comscore Ignacio, now a tropical storm, brings dangerous surf to islands | Honolulu Star-Advertiser
Hawaii News | Top News

Ignacio, now a tropical storm, brings dangerous surf to islands

  • DARYL LEE / SPECIAL TO THE STAR-ADVERTISER
    The high surf generated from Hurricane Ignacio washed rocks onto Hilo Bayfront Highway.
  • DARYL LEE / SPECIAL TO THE STAR-ADVERTISER
    The high surf generated from Hurricane Ignacio washed rocks onto Hilo Bayfront Highway.
  • DARYL LEE / SPECIAL TO THE STAR-ADVERTISER
    The high surf generated from Hurricane Ignacio washed rocks onto Hilo Bayfront Highway.
  • DARYL LEE / SPECIAL TO THE STAR-ADVERTISER
    The high surf generated from Hurricane Ignacio washed rocks onto Hilo Bayfront Highway.

  • DARYL LEE / SPECIAL TO THE STAR-ADVERTISER
    The high surf generated from Hurricane Ignacio washed rocks onto Hilo Bayfront Highway.
[ AD HAS BEEN REMOVED FROM THIS STORY ]

Lightning struck a Hawaii island house and isolated heavy rain was reported there as a weakening Ignacio continued moving away from the Hawaiian Islands on Tuesday.

The lightning caused some damage but nothing serious, and Ignacio weakened from a hurricane to a tropical storm.

Surf generated by Ignacio washed sand and debris over roadways, prompted rescues and closed beaches across the state. Uncomfortable humidity made temperatures felt like the high 90s and brought scattered heavy afternoon showers. Spotty, intense rain was part of the statewide forecast through Thursday.

Surf was expected to range from 10 to 15 feet on east-facing shores and from 9 to 12 feet Wednesday on north shores.

Because of surf with up to 15-foot faces on East Oahu beaches, lifeguards performed 22 rescues Tuesday. As of 3:15 p.m., lifeguards made six rescues at Sandy Beach and one at Makapuu Beach. Overall, there were 15 rescues by personal watercraft.

Shayne Enright, spokeswoman for the Honolulu Emergency Services Department, reported that lifeguards performed 65 preventive actions, helped 105 people to shore, and made 125 assists by personal watercraft. Enright said lifeguards are asking the public to stay away from ledges and where the waves crash on the rocks.

On Hawaii island, lightning struck the porch of a house at Hawaiian Paradise Park in Puna on Tuesday, according to Hawaii Island Civil Defense. No one was injured and the house remained livable.

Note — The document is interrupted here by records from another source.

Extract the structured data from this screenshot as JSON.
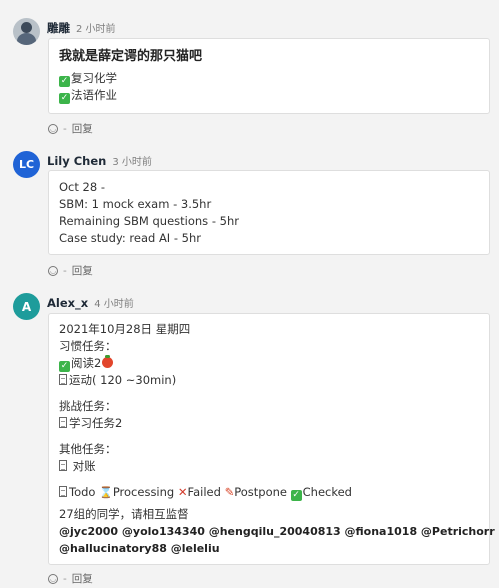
{
  "threads": [
    {
      "author": "雕雕",
      "time": "2 小时前",
      "title": "我就是薛定谔的那只猫吧",
      "lines": [
        "复习化学",
        "法语作业"
      ],
      "actions": {
        "separator": "-",
        "reply": "回复"
      }
    },
    {
      "author": "Lily Chen",
      "avatar_text": "LC",
      "time": "3 小时前",
      "lines": [
        "Oct 28 -",
        "SBM: 1 mock exam - 3.5hr",
        "Remaining SBM questions - 5hr",
        "Case study: read AI - 5hr"
      ],
      "actions": {
        "separator": "-",
        "reply": "回复"
      }
    },
    {
      "author": "Alex_x",
      "avatar_text": "A",
      "time": "4 小时前",
      "date": "2021年10月28日 星期四",
      "habit_title": "习惯任务：",
      "habit_items": [
        "阅读2",
        "运动( 120 ~30min)"
      ],
      "challenge_title": "挑战任务：",
      "challenge_items": [
        "学习任务2"
      ],
      "other_title": "其他任务：",
      "other_items": [
        "对账"
      ],
      "legend": {
        "todo": "Todo",
        "processing": "Processing",
        "failed": "Failed",
        "postpone": "Postpone",
        "checked": "Checked"
      },
      "group_text": "27组的同学，请相互监督",
      "mentions_line1": "@jyc2000 @yolo134340 @hengqilu_20040813 @fiona1018 @Petrichorr",
      "mentions_line2": "@hallucinatory88 @leleliu",
      "actions": {
        "separator": "-",
        "reply": "回复"
      }
    }
  ],
  "icons": {
    "emoji_reaction": "smile-icon",
    "checked": "check-mark-icon",
    "todo": "page-icon",
    "processing": "hourglass-icon",
    "failed": "cross-icon",
    "postpone": "pin-icon",
    "tomato": "tomato-icon"
  },
  "colors": {
    "lc_avatar": "#1f63d6",
    "a_avatar": "#1e9c9b",
    "check_green": "#3cb44a"
  }
}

Authorities were continuing to monitor episodes of heavy rain, said Civil Defense Administrator Darryl Oliveira.

High surf generated by Ignacio closed beach parks at Coconut Island, Onekahakaha, Kealoha and the Bayfront canoe area and Bayfront Highway in Hilo between Pauahi Street and Waianuenue Avenue. The surf also sent sand and ocean debris over Kamehameha Highway near Kaaawa Elementary School on Oahu.

On Kauai, officials closed Poipu Beach and all east-facing beaches, from Anahola to Lydgate beach parks, because of high surf and hazardous ocean conditions.

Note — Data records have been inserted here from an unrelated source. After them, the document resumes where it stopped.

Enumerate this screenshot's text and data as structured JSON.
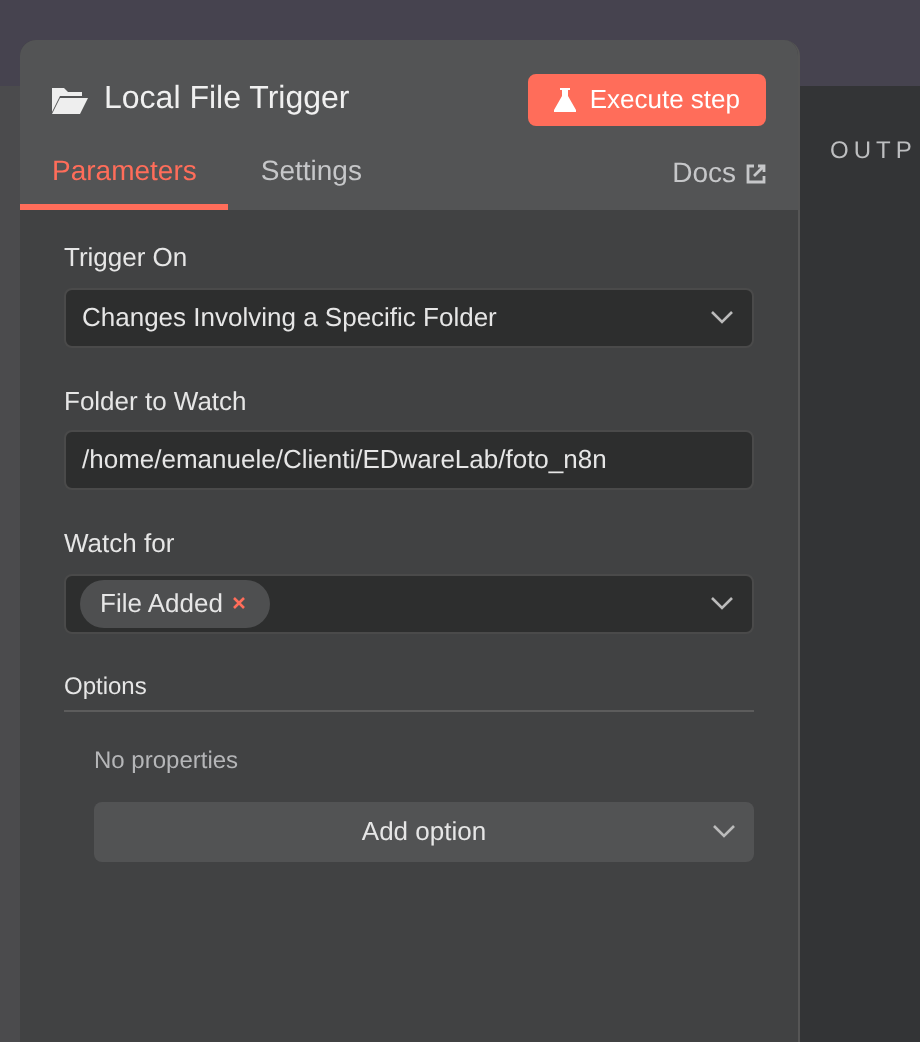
{
  "panel": {
    "title": "Local File Trigger",
    "execute_button": "Execute step",
    "tabs": [
      {
        "label": "Parameters",
        "selected": true
      },
      {
        "label": "Settings",
        "selected": false
      }
    ],
    "docs_link": "Docs"
  },
  "parameters": [
    {
      "kind": "select",
      "label": "Trigger On",
      "value": "Changes Involving a Specific Folder"
    },
    {
      "kind": "text",
      "label": "Folder to Watch",
      "value": "/home/emanuele/Clienti/EDwareLab/foto_n8n"
    },
    {
      "kind": "multiselect",
      "label": "Watch for",
      "chips": [
        "File Added"
      ]
    }
  ],
  "options": {
    "title": "Options",
    "empty_text": "No properties",
    "add_button": "Add option"
  },
  "output_panel": {
    "title": "OUTP"
  }
}
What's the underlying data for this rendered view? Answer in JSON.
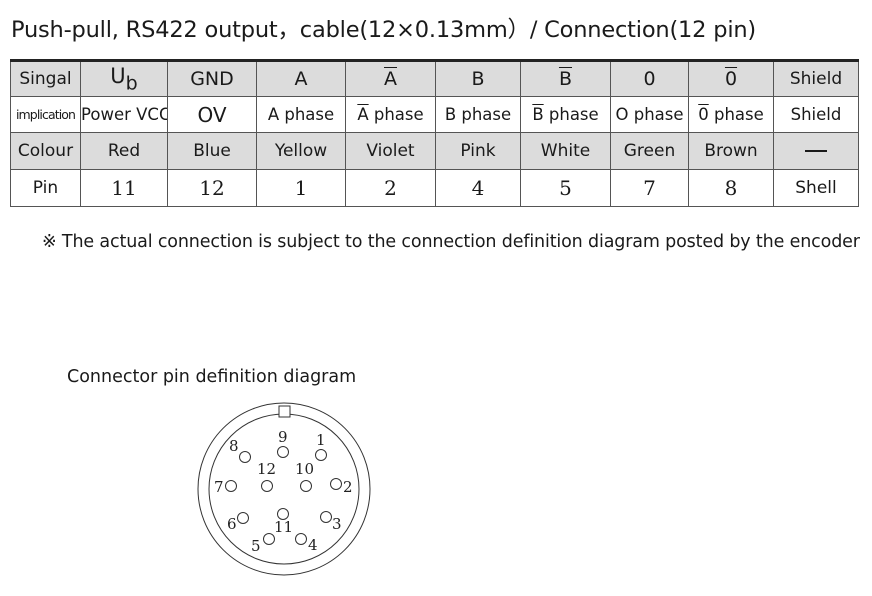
{
  "title": "Push-pull, RS422 output，cable(12×0.13mm）/ Connection(12 pin)",
  "table": {
    "row_labels": {
      "signal": "Singal",
      "implication": "implication",
      "colour": "Colour",
      "pin": "Pin"
    },
    "columns": [
      {
        "signal_main": "U",
        "signal_sub": "b",
        "implication": "Power VCC",
        "colour": "Red",
        "pin": "11"
      },
      {
        "signal_main": "GND",
        "implication": "OV",
        "colour": "Blue",
        "pin": "12"
      },
      {
        "signal_main": "A",
        "implication": "A phase",
        "colour": "Yellow",
        "pin": "1"
      },
      {
        "signal_main": "A",
        "signal_overline": true,
        "implication_prefix": "A",
        "implication": "phase",
        "colour": "Violet",
        "pin": "2"
      },
      {
        "signal_main": "B",
        "implication": "B phase",
        "colour": "Pink",
        "pin": "4"
      },
      {
        "signal_main": "B",
        "signal_overline": true,
        "implication_prefix": "B",
        "implication": "phase",
        "colour": "White",
        "pin": "5"
      },
      {
        "signal_main": "0",
        "implication": "O phase",
        "colour": "Green",
        "pin": "7"
      },
      {
        "signal_main": "0",
        "signal_overline": true,
        "implication_prefix": "0",
        "implication": "phase",
        "colour": "Brown",
        "pin": "8"
      },
      {
        "signal_main": "Shield",
        "implication": "Shield",
        "colour": "—",
        "pin": "Shell"
      }
    ]
  },
  "note": "※ The actual connection is subject to the connection definition diagram posted by the encoder",
  "diagram": {
    "title": "Connector pin definition diagram",
    "pins": [
      "1",
      "2",
      "3",
      "4",
      "5",
      "6",
      "7",
      "8",
      "9",
      "10",
      "11",
      "12"
    ]
  }
}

A high-surf warning for east-facing shores is in effect until 6 p.m. Thursday. A reinforcement swell from Hurricane Jimena is forecast to arrive Wednesday and the high surf warning may be extended.

At 5 a.m. Wednesday, Tropical Storm Ignacio was about 335 miles north of Honolulu and 460 miles north-northwest of Hilo, moving northwest at 12 mph. The storm had sustained winds of 70 mph. Tropical-storm strength winds extended 205 miles from the center.

“Rain bands associated with the outer circulation of tropical cyclone Ignacio were moving across the leeward waters of the Big Island and the Alenuihaha channel. Passing showers were also observed over Maui county and Oahu during the overnight hours,” the National Weather Service said Wednesday morning.

“Ignacio is still blocking the trades,” the National Weather Service said. “Muggy conditions and showery weather will prevail during the next several days, especially in the afternoon hours.”

The humid conditions generated by Ignacio will make it feel like temperatures are in the upper 90s, forecasters said.

Meanwhile, Jimena weakened to a Category 2 hurricane with maximum sustained winds of 110 mph Wednesday.

At 5 a.m. Wednesday, the National Weather Service said Jimena was 815 miles east-southeast of Hilo and was expected to eventually take a northerly course about 700 to 800 miles east of Hawaii island. It was moving west-northwest at 8 mph.

Comments have been disabled for this story...

Click here to see our full coverage of the coronavirus outbreak. Submit your coronavirus news tip.

Be the first to know
Get web push notifications from Star-Advertiser when the next breaking story happens — it's FREE! You just need a supported web browser.
Subscribe for this feature

Scroll Up